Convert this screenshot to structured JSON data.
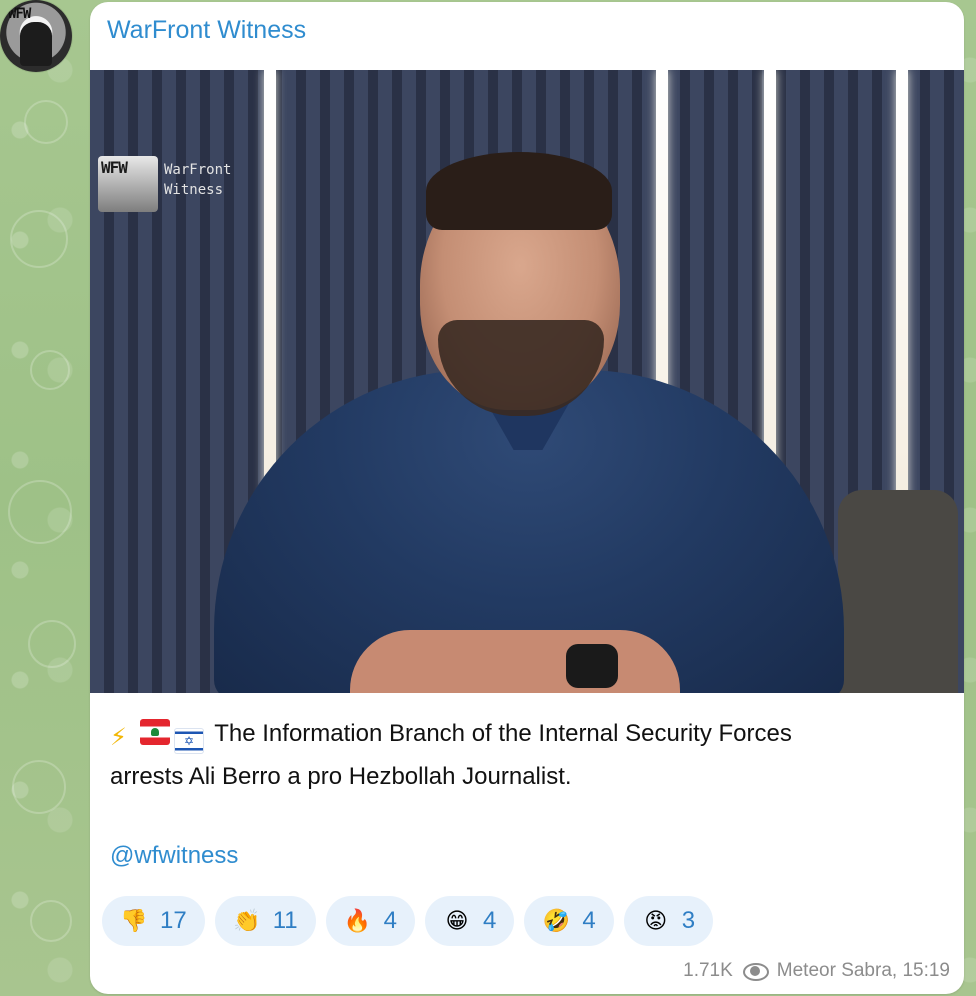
{
  "channel": {
    "name": "WarFront Witness",
    "avatar_icon": "warfront-witness-logo"
  },
  "media": {
    "watermark_logo": "WFW",
    "watermark_text_line1": "WarFront",
    "watermark_text_line2": "Witness"
  },
  "message": {
    "emojis": [
      "⚡",
      "🇱🇧",
      "🇮🇱"
    ],
    "text_line1": "The Information Branch of the Internal Security Forces",
    "text_line2": "arrests Ali Berro a pro Hezbollah Journalist.",
    "link": "@wfwitness"
  },
  "reactions": [
    {
      "emoji": "👎",
      "icon": "thumbs-down-icon",
      "count": "17"
    },
    {
      "emoji": "👏",
      "icon": "clapping-hands-icon",
      "count": "11"
    },
    {
      "emoji": "🔥",
      "icon": "fire-icon",
      "count": "4"
    },
    {
      "emoji": "😁",
      "icon": "grinning-face-icon",
      "count": "4"
    },
    {
      "emoji": "🤣",
      "icon": "rofl-face-icon",
      "count": "4"
    },
    {
      "emoji": "😡",
      "icon": "angry-face-icon",
      "count": "3"
    }
  ],
  "footer": {
    "views": "1.71K",
    "author_time": "Meteor Sabra, 15:19"
  },
  "colors": {
    "accent": "#2f8ccf",
    "reaction_bg": "#e7f1fb",
    "wallpaper": "#a6c48f"
  }
}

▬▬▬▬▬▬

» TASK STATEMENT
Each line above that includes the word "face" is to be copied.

» OUTPUT OF THE TASK
      "icon": "grinning-face-icon",
      "icon": "rofl-face-icon",
      "icon": "angry-face-icon",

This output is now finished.